A new report published this week in the Phi Delta Kappan journal confirms in practice what is known in theory: Well-designed teacher evaluation systems can provide insights into classroom practice and targeted follow-up support to help teachers improve their skills and lead to better student outcomes.
Authored by Gary W. Ritter, a professor and endowed chair in education at the University of Arkansas in Fayetteville, and Joshua H. Barnett, NIET’s senior vice president of research and evaluation, the report draws on interviews of 50 teachers and policy-makers involved in teacher evaluation reform, including educators experienced with the TAP System as well as those whose states focused on teacher evaluation reform in their efforts to win the federal Race to the Top grant competition.
The team uncovered several themes in its investigation of the potential benefits of comprehensive teacher evaluation strategies that include follow-up and support for individual improvement:
Traditional teacher evaluations can actually hinder educators’ professional development: Effective teachers resent the lack of substantial feedback, while struggling teachers see them as punitive.
Incorporating professional development throughout the evaluation process, from data-gathering to observation and feedback, provides educators with meaningful, customized suggestions for improvement they can actually use.
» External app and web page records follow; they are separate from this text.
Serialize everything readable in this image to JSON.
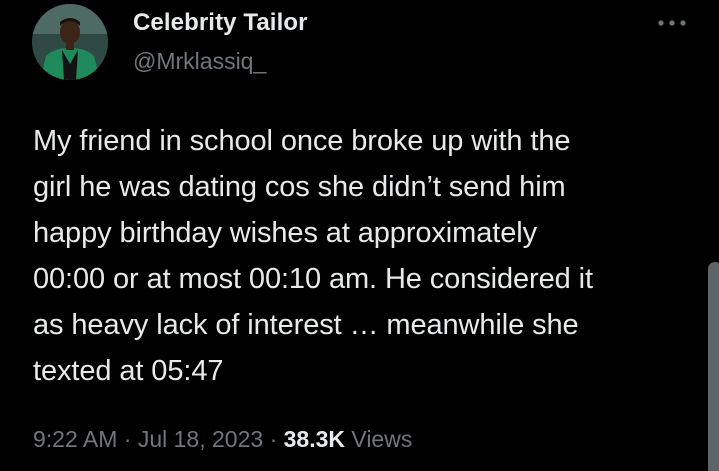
{
  "author": {
    "display_name": "Celebrity Tailor",
    "handle": "@Mrklassiq_",
    "avatar": "profile-photo"
  },
  "tweet": {
    "text": "My friend in school once broke up with the\ngirl he was dating cos she didn’t send him\nhappy birthday wishes at approximately\n00:00 or at most 00:10 am. He considered it\nas heavy lack of interest … meanwhile she\ntexted at 05:47",
    "time": "9:22 AM",
    "separator": "·",
    "date": "Jul 18, 2023",
    "views_count": "38.3K",
    "views_label": "Views"
  },
  "icons": {
    "more": "more-horizontal-icon"
  },
  "colors": {
    "background": "#000000",
    "primary_text": "#e7e9ea",
    "secondary_text": "#71767b"
  }
}
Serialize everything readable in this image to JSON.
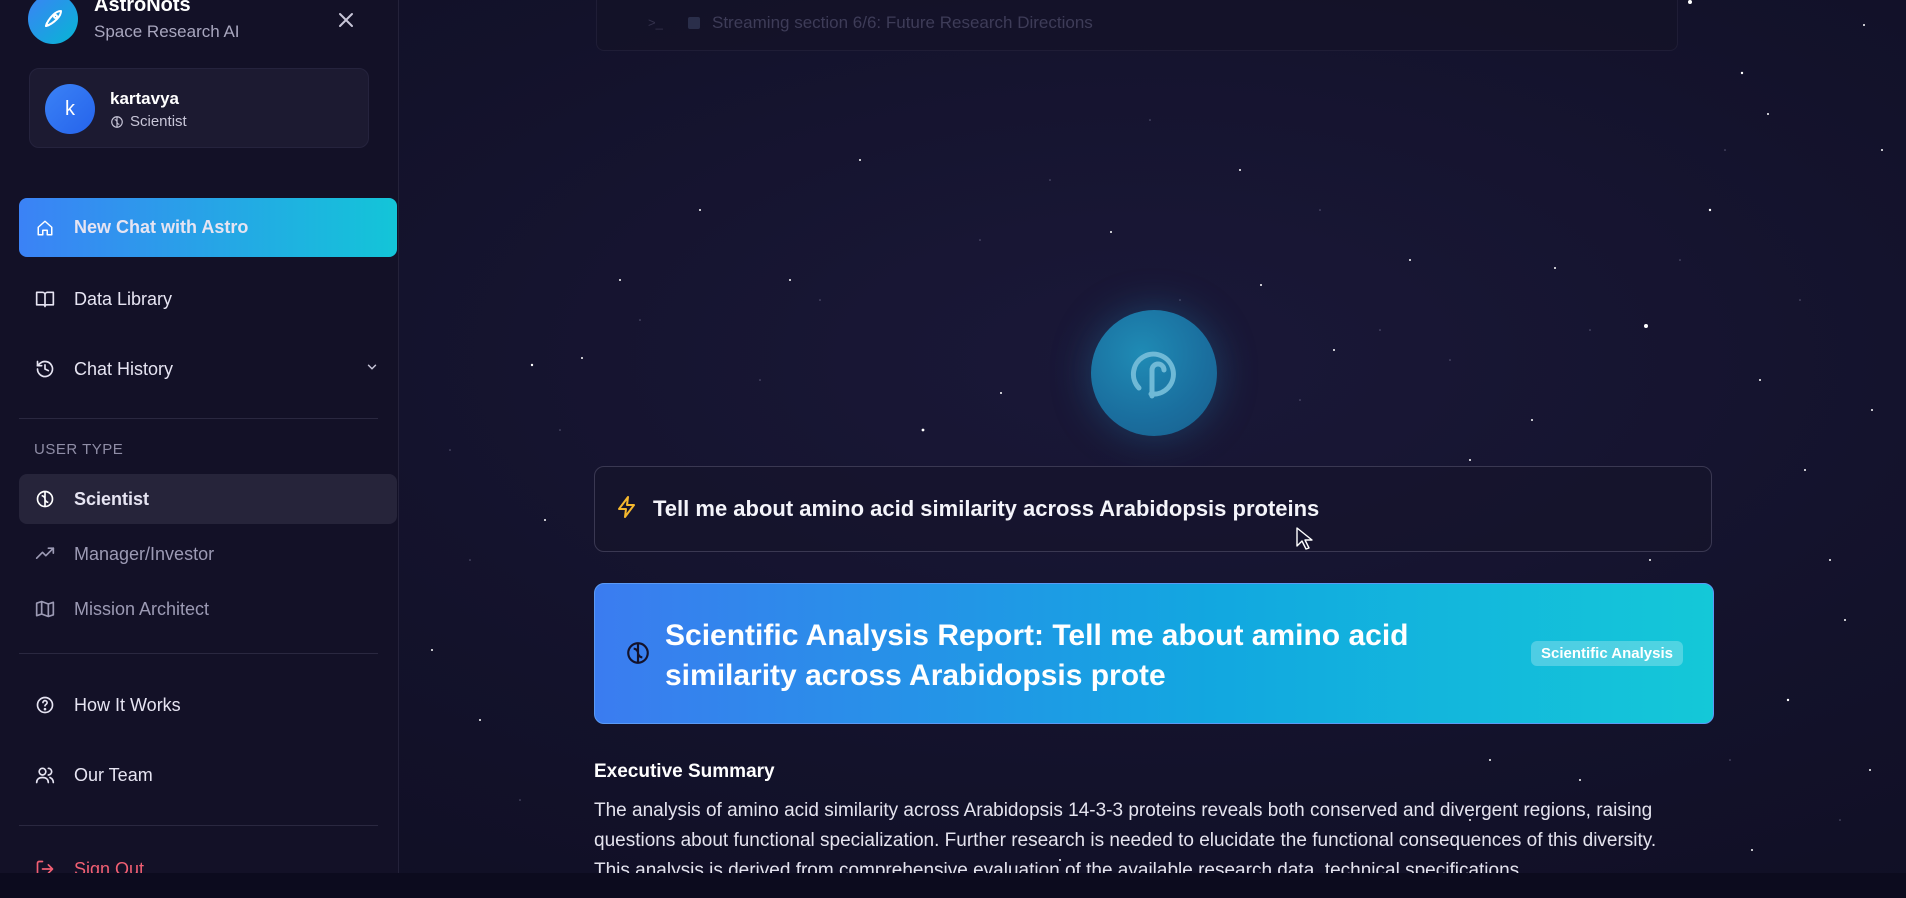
{
  "sidebar": {
    "brand_title": "AstroNots",
    "brand_subtitle": "Space Research AI",
    "user": {
      "initial": "k",
      "name": "kartavya",
      "role": "Scientist"
    },
    "nav": {
      "new_chat": "New Chat with Astro",
      "data_library": "Data Library",
      "chat_history": "Chat History"
    },
    "user_type_label": "USER TYPE",
    "user_types": [
      "Scientist",
      "Manager/Investor",
      "Mission Architect"
    ],
    "footer": {
      "how_it_works": "How It Works",
      "our_team": "Our Team",
      "sign_out": "Sign Out"
    }
  },
  "main": {
    "streaming_status": "Streaming section 6/6: Future Research Directions",
    "query": "Tell me about amino acid similarity across Arabidopsis proteins",
    "report_title": "Scientific Analysis Report: Tell me about amino acid similarity across Arabidopsis prote",
    "report_badge": "Scientific Analysis",
    "exec_summary_title": "Executive Summary",
    "exec_summary_body": "The analysis of amino acid similarity across Arabidopsis 14-3-3 proteins reveals both conserved and divergent regions, raising questions about functional specialization. Further research is needed to elucidate the functional consequences of this diversity. This analysis is derived from comprehensive evaluation of the available research data, technical specifications"
  },
  "colors": {
    "accent_start": "#3b82f6",
    "accent_end": "#13c5d8",
    "sign_out": "#f25f73",
    "background": "#13122b"
  }
}
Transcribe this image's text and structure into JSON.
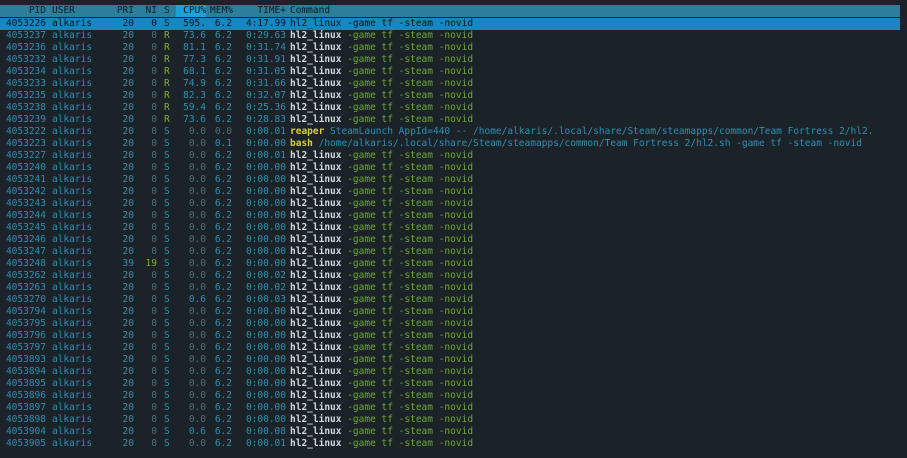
{
  "header": {
    "pid": "PID",
    "user": "USER",
    "pri": "PRI",
    "ni": "NI",
    "s": "S",
    "cpu": "CPU%",
    "mem": "MEM%",
    "time": "TIME+",
    "command": "Command"
  },
  "rows": [
    {
      "pid": "4053226",
      "user": "alkaris",
      "pri": "20",
      "ni": "0",
      "s": "S",
      "cpu": "595.",
      "mem": "6.2",
      "time": "4:17.99",
      "prog": "hl2_linux",
      "args": " -game tf -steam -novid",
      "selected": true
    },
    {
      "pid": "4053237",
      "user": "alkaris",
      "pri": "20",
      "ni": "0",
      "s": "R",
      "cpu": "73.6",
      "mem": "6.2",
      "time": "0:29.63",
      "prog": "hl2_linux",
      "args": " -game tf -steam -novid"
    },
    {
      "pid": "4053236",
      "user": "alkaris",
      "pri": "20",
      "ni": "0",
      "s": "R",
      "cpu": "81.1",
      "mem": "6.2",
      "time": "0:31.74",
      "prog": "hl2_linux",
      "args": " -game tf -steam -novid"
    },
    {
      "pid": "4053232",
      "user": "alkaris",
      "pri": "20",
      "ni": "0",
      "s": "R",
      "cpu": "77.3",
      "mem": "6.2",
      "time": "0:31.91",
      "prog": "hl2_linux",
      "args": " -game tf -steam -novid"
    },
    {
      "pid": "4053234",
      "user": "alkaris",
      "pri": "20",
      "ni": "0",
      "s": "R",
      "cpu": "68.1",
      "mem": "6.2",
      "time": "0:31.05",
      "prog": "hl2_linux",
      "args": " -game tf -steam -novid"
    },
    {
      "pid": "4053233",
      "user": "alkaris",
      "pri": "20",
      "ni": "0",
      "s": "R",
      "cpu": "74.9",
      "mem": "6.2",
      "time": "0:31.66",
      "prog": "hl2_linux",
      "args": " -game tf -steam -novid"
    },
    {
      "pid": "4053235",
      "user": "alkaris",
      "pri": "20",
      "ni": "0",
      "s": "R",
      "cpu": "82.3",
      "mem": "6.2",
      "time": "0:32.07",
      "prog": "hl2_linux",
      "args": " -game tf -steam -novid"
    },
    {
      "pid": "4053238",
      "user": "alkaris",
      "pri": "20",
      "ni": "0",
      "s": "R",
      "cpu": "59.4",
      "mem": "6.2",
      "time": "0:25.36",
      "prog": "hl2_linux",
      "args": " -game tf -steam -novid"
    },
    {
      "pid": "4053239",
      "user": "alkaris",
      "pri": "20",
      "ni": "0",
      "s": "R",
      "cpu": "73.6",
      "mem": "6.2",
      "time": "0:28.83",
      "prog": "hl2_linux",
      "args": " -game tf -steam -novid"
    },
    {
      "pid": "4053222",
      "user": "alkaris",
      "pri": "20",
      "ni": "0",
      "s": "S",
      "cpu": "0.0",
      "mem": "0.0",
      "time": "0:00.01",
      "prog": "reaper",
      "args": " SteamLaunch AppId=440 -- /home/alkaris/.local/share/Steam/steamapps/common/Team Fortress 2/hl2.",
      "progStyle": "y",
      "argsStyle": "b"
    },
    {
      "pid": "4053223",
      "user": "alkaris",
      "pri": "20",
      "ni": "0",
      "s": "S",
      "cpu": "0.0",
      "mem": "0.1",
      "time": "0:00.00",
      "prog": "bash",
      "args": " /home/alkaris/.local/share/Steam/steamapps/common/Team Fortress 2/hl2.sh -game tf -steam -novid",
      "progStyle": "y",
      "argsStyle": "b"
    },
    {
      "pid": "4053227",
      "user": "alkaris",
      "pri": "20",
      "ni": "0",
      "s": "S",
      "cpu": "0.0",
      "mem": "6.2",
      "time": "0:00.01",
      "prog": "hl2_linux",
      "args": " -game tf -steam -novid"
    },
    {
      "pid": "4053240",
      "user": "alkaris",
      "pri": "20",
      "ni": "0",
      "s": "S",
      "cpu": "0.0",
      "mem": "6.2",
      "time": "0:00.00",
      "prog": "hl2_linux",
      "args": " -game tf -steam -novid"
    },
    {
      "pid": "4053241",
      "user": "alkaris",
      "pri": "20",
      "ni": "0",
      "s": "S",
      "cpu": "0.0",
      "mem": "6.2",
      "time": "0:00.00",
      "prog": "hl2_linux",
      "args": " -game tf -steam -novid"
    },
    {
      "pid": "4053242",
      "user": "alkaris",
      "pri": "20",
      "ni": "0",
      "s": "S",
      "cpu": "0.0",
      "mem": "6.2",
      "time": "0:00.00",
      "prog": "hl2_linux",
      "args": " -game tf -steam -novid"
    },
    {
      "pid": "4053243",
      "user": "alkaris",
      "pri": "20",
      "ni": "0",
      "s": "S",
      "cpu": "0.0",
      "mem": "6.2",
      "time": "0:00.00",
      "prog": "hl2_linux",
      "args": " -game tf -steam -novid"
    },
    {
      "pid": "4053244",
      "user": "alkaris",
      "pri": "20",
      "ni": "0",
      "s": "S",
      "cpu": "0.0",
      "mem": "6.2",
      "time": "0:00.00",
      "prog": "hl2_linux",
      "args": " -game tf -steam -novid"
    },
    {
      "pid": "4053245",
      "user": "alkaris",
      "pri": "20",
      "ni": "0",
      "s": "S",
      "cpu": "0.0",
      "mem": "6.2",
      "time": "0:00.00",
      "prog": "hl2_linux",
      "args": " -game tf -steam -novid"
    },
    {
      "pid": "4053246",
      "user": "alkaris",
      "pri": "20",
      "ni": "0",
      "s": "S",
      "cpu": "0.0",
      "mem": "6.2",
      "time": "0:00.00",
      "prog": "hl2_linux",
      "args": " -game tf -steam -novid"
    },
    {
      "pid": "4053247",
      "user": "alkaris",
      "pri": "20",
      "ni": "0",
      "s": "S",
      "cpu": "0.0",
      "mem": "6.2",
      "time": "0:00.00",
      "prog": "hl2_linux",
      "args": " -game tf -steam -novid"
    },
    {
      "pid": "4053248",
      "user": "alkaris",
      "pri": "39",
      "ni": "19",
      "s": "S",
      "cpu": "0.0",
      "mem": "6.2",
      "time": "0:00.00",
      "prog": "hl2_linux",
      "args": " -game tf -steam -novid",
      "niHi": true
    },
    {
      "pid": "4053262",
      "user": "alkaris",
      "pri": "20",
      "ni": "0",
      "s": "S",
      "cpu": "0.0",
      "mem": "6.2",
      "time": "0:00.02",
      "prog": "hl2_linux",
      "args": " -game tf -steam -novid"
    },
    {
      "pid": "4053263",
      "user": "alkaris",
      "pri": "20",
      "ni": "0",
      "s": "S",
      "cpu": "0.0",
      "mem": "6.2",
      "time": "0:00.02",
      "prog": "hl2_linux",
      "args": " -game tf -steam -novid"
    },
    {
      "pid": "4053270",
      "user": "alkaris",
      "pri": "20",
      "ni": "0",
      "s": "S",
      "cpu": "0.6",
      "mem": "6.2",
      "time": "0:00.03",
      "prog": "hl2_linux",
      "args": " -game tf -steam -novid"
    },
    {
      "pid": "4053794",
      "user": "alkaris",
      "pri": "20",
      "ni": "0",
      "s": "S",
      "cpu": "0.0",
      "mem": "6.2",
      "time": "0:00.00",
      "prog": "hl2_linux",
      "args": " -game tf -steam -novid"
    },
    {
      "pid": "4053795",
      "user": "alkaris",
      "pri": "20",
      "ni": "0",
      "s": "S",
      "cpu": "0.0",
      "mem": "6.2",
      "time": "0:00.00",
      "prog": "hl2_linux",
      "args": " -game tf -steam -novid"
    },
    {
      "pid": "4053796",
      "user": "alkaris",
      "pri": "20",
      "ni": "0",
      "s": "S",
      "cpu": "0.0",
      "mem": "6.2",
      "time": "0:00.00",
      "prog": "hl2_linux",
      "args": " -game tf -steam -novid"
    },
    {
      "pid": "4053797",
      "user": "alkaris",
      "pri": "20",
      "ni": "0",
      "s": "S",
      "cpu": "0.0",
      "mem": "6.2",
      "time": "0:00.00",
      "prog": "hl2_linux",
      "args": " -game tf -steam -novid"
    },
    {
      "pid": "4053893",
      "user": "alkaris",
      "pri": "20",
      "ni": "0",
      "s": "S",
      "cpu": "0.0",
      "mem": "6.2",
      "time": "0:00.00",
      "prog": "hl2_linux",
      "args": " -game tf -steam -novid"
    },
    {
      "pid": "4053894",
      "user": "alkaris",
      "pri": "20",
      "ni": "0",
      "s": "S",
      "cpu": "0.0",
      "mem": "6.2",
      "time": "0:00.00",
      "prog": "hl2_linux",
      "args": " -game tf -steam -novid"
    },
    {
      "pid": "4053895",
      "user": "alkaris",
      "pri": "20",
      "ni": "0",
      "s": "S",
      "cpu": "0.0",
      "mem": "6.2",
      "time": "0:00.00",
      "prog": "hl2_linux",
      "args": " -game tf -steam -novid"
    },
    {
      "pid": "4053896",
      "user": "alkaris",
      "pri": "20",
      "ni": "0",
      "s": "S",
      "cpu": "0.0",
      "mem": "6.2",
      "time": "0:00.00",
      "prog": "hl2_linux",
      "args": " -game tf -steam -novid"
    },
    {
      "pid": "4053897",
      "user": "alkaris",
      "pri": "20",
      "ni": "0",
      "s": "S",
      "cpu": "0.0",
      "mem": "6.2",
      "time": "0:00.00",
      "prog": "hl2_linux",
      "args": " -game tf -steam -novid"
    },
    {
      "pid": "4053898",
      "user": "alkaris",
      "pri": "20",
      "ni": "0",
      "s": "S",
      "cpu": "0.0",
      "mem": "6.2",
      "time": "0:00.00",
      "prog": "hl2_linux",
      "args": " -game tf -steam -novid"
    },
    {
      "pid": "4053904",
      "user": "alkaris",
      "pri": "20",
      "ni": "0",
      "s": "S",
      "cpu": "0.6",
      "mem": "6.2",
      "time": "0:00.08",
      "prog": "hl2_linux",
      "args": " -game tf -steam -novid"
    },
    {
      "pid": "4053905",
      "user": "alkaris",
      "pri": "20",
      "ni": "0",
      "s": "S",
      "cpu": "0.0",
      "mem": "6.2",
      "time": "0:00.01",
      "prog": "hl2_linux",
      "args": " -game tf -steam -novid"
    }
  ]
}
When evaluations are thorough, individualized and meaningful, teachers welcome the process rather than resent it.
Ritter and Barnett encourage education policy-makers around the country to take note of these findings as they consider teacher evaluation and professional learning systems in their own states. “Our research clearly shows that serious implementation of professional, rigorous, and comprehensive teacher evaluation systems that provide meaningful feedback for teachers represents a promising school improvement strategy,” says Barnett.